April 16th, 2009 by XDXY eMarketing
I was shared some thoughts of ‘win your unsubscriber back‘ weeks ago, and recently I learned one more best practise from GUESS Canada, not difficulty but very useful, share with you.
I was subscribed GUESS Canada month ago, and their promotion emails delivered to my Gmail Account regularly.
But since I subscribed too much newsletter, I recently unsubscribed the GUESS Canada.
Guess what happened in the next 2 days, I received an email from GUESS Canada and offered me a $10 Award. the Content is as below:
After I get this, I re-subscribe again, it’s not means I need the $10 desperately. But I think it’s a very good practice to offer something to your unsubscriber in the next day or two just after they click the button to unsubscribe.
Apply it to your marketing campaign and win them back, good luck!
February 3rd, 2009 by XDXY eMarketing
Jilted e-mail marketers, take heart: A recipient who clicks “unsubscribe” may not be rejecting you outright. Of course, it’s critical to honor unsubscribe requests and remove these individuals from your e-mail list immediately–even if legally you have 10 days to take action—but there may be ways to salvage the relationship, said Bonnie Malone, director of strategic services at Return Path, a New York-based e-mail deliverability company.
Malone, who authored a recent report on keeping brand experiences positive after recipients opt to no longer receive e-mails, offered some helpful tips on how to hold onto people who have unsubscribed.

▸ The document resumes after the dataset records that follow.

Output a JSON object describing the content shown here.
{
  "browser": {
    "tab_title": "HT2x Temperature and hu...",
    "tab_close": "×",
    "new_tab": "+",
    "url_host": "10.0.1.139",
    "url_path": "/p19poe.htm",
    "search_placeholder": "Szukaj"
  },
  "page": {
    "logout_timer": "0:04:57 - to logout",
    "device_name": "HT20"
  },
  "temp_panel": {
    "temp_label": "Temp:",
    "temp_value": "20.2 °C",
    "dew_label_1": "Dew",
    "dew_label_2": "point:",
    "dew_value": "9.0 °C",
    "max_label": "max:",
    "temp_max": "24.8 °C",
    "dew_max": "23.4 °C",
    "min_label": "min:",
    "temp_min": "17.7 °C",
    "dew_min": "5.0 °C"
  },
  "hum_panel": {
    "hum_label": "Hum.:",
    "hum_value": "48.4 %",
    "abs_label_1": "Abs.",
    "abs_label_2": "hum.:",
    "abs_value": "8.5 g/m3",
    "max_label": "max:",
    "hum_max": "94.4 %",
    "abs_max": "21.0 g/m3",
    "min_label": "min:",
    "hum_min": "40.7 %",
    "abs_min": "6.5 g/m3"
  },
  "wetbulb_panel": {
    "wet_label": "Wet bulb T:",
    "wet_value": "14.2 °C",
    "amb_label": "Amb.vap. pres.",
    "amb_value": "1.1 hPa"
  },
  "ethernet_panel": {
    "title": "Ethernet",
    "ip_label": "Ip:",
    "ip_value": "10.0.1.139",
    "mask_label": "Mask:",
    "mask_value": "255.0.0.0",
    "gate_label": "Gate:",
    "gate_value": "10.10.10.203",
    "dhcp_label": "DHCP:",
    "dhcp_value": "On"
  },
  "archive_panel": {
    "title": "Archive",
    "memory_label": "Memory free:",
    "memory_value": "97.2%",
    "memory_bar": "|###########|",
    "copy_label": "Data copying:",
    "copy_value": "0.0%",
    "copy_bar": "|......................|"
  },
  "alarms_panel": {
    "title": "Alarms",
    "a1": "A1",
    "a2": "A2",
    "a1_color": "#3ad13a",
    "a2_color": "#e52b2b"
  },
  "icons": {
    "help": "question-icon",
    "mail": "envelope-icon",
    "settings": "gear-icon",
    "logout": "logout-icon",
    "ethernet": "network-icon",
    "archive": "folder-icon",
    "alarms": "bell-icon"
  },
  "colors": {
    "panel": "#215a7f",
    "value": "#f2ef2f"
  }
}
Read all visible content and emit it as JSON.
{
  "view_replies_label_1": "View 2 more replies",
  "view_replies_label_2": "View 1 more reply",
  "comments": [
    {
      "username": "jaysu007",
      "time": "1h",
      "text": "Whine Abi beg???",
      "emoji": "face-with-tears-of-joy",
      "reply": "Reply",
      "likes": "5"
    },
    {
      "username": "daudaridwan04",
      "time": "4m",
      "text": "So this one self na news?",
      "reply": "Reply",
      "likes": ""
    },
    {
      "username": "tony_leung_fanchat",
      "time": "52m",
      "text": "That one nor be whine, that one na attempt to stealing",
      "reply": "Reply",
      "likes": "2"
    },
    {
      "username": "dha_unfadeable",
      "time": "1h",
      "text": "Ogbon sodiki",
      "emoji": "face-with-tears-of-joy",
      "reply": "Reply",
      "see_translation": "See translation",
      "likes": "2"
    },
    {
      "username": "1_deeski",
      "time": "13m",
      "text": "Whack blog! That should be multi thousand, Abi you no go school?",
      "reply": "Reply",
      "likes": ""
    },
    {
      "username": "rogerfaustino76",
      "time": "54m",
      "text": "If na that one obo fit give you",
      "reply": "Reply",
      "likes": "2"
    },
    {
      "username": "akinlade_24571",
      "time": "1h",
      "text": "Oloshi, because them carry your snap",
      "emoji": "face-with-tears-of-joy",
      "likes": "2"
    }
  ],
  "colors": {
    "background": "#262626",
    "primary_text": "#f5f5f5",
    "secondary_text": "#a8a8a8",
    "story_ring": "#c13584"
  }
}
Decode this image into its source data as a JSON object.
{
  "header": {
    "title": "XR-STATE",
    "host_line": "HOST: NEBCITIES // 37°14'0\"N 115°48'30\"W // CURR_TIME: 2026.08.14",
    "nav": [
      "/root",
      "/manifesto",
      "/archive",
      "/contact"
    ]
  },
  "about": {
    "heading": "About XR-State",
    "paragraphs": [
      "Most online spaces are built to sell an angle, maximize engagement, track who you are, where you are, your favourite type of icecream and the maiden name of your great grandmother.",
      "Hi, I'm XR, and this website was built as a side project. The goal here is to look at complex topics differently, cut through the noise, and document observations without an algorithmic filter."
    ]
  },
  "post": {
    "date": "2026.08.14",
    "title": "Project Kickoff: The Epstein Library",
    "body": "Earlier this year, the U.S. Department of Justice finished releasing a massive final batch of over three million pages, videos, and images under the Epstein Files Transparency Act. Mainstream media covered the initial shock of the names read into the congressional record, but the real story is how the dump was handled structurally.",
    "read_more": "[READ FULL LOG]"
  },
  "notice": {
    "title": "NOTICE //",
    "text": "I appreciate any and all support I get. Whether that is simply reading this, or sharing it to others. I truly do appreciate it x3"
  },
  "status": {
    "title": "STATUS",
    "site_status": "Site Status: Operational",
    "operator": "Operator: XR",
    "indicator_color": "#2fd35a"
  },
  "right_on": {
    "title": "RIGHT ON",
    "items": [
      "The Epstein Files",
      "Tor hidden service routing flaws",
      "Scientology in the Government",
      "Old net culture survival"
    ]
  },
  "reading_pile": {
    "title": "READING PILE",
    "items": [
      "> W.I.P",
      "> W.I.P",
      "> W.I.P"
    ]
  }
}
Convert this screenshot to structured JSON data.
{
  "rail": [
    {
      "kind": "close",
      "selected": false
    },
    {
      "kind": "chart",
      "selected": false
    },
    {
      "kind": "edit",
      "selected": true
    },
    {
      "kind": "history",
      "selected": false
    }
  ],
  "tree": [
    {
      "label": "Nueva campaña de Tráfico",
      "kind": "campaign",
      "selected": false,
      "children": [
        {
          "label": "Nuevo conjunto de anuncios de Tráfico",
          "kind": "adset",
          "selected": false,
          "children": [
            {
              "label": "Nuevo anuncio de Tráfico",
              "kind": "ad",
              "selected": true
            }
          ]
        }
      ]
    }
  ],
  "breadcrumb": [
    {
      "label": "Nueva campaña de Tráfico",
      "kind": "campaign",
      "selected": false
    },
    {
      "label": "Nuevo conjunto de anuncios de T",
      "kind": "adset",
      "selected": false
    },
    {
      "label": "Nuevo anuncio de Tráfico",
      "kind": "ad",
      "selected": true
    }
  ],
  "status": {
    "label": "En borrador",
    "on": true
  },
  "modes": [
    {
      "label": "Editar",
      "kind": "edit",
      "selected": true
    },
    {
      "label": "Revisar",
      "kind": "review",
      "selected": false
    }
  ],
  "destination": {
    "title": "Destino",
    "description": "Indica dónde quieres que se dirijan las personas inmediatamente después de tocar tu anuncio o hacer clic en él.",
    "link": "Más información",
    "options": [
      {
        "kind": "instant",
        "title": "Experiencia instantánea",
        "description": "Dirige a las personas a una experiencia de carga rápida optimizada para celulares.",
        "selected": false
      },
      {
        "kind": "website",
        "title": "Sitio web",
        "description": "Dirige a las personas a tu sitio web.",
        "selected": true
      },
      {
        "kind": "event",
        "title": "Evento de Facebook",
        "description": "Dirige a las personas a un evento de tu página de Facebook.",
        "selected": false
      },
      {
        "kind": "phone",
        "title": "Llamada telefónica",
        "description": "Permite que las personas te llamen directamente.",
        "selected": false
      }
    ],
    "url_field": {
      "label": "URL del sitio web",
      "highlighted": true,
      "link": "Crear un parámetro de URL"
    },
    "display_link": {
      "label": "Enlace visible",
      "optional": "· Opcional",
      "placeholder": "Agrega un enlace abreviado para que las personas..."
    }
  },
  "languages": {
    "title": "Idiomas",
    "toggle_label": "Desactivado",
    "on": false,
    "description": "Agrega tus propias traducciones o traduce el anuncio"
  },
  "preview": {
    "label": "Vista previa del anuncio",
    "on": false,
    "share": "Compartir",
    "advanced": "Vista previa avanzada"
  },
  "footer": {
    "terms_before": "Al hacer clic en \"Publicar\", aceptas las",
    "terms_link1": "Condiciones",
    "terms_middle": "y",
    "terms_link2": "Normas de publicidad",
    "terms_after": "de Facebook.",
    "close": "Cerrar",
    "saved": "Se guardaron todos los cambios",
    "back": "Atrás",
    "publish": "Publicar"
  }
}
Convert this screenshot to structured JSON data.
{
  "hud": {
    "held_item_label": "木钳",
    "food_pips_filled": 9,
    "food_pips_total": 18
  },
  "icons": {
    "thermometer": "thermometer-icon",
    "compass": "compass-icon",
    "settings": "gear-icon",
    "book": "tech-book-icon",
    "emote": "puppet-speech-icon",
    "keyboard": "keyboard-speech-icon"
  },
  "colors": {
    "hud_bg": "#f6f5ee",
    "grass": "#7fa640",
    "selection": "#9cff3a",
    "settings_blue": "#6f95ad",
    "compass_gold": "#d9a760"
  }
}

* Promote preferences. Marketers that have preference pages should remind recipients who would like to unsubscribe that they can change the type of content the company sends them, or alter the frequency of information delivery, Malone said. Promoting preferences at the unsubscribe point gives subscribers control and a choice not to opt out entirely, she said. “That’s good for the marketer, too, because they will know exactly who wants to receive what type of information, which will naturally improve response rate,” she said.
* Get feedback. Marketers can ask unhappy subscribers why they would like to unsubscribe, using just one question with multiple choice answers, Malone said. “It gives subscribers a platform to voice their opinion and for the marketer to understand how their program truly is being perceived,” she said.
* Confirm the process. Unsubscribers expect not to get any more mail from your company once they’ve made that selection. But in reality, it sometimes takes a few days to implement that request, Malone said. It’s important to let unsubscribers know they may still get a couple more e-mails before the process is complete. “By being respectful that way, it prevents them from hitting the spam message and you end on a positive note,” she said.
* Offer e-mail change of address. Malone suggested marketers give subscribers an opportunity to update their e-mail address on the unsubscribe page. That way, recipients who landed on that page simply because they were looking to receive the e-mail at a different address won’t have to re-enter all of their contact information. Plus, you as a marketer can then maintain the historical behavior data of that person on your list, Malone said.
* Reaffirm the benefits. Don’t be shy about reminding subscribers what they’ll be missing out on by unsubscribing. This strategy works best in tandem with a preferences option. “Communicate the benefits of your program and then give the unsubscriber the opportunity to reduce frequency,” she said.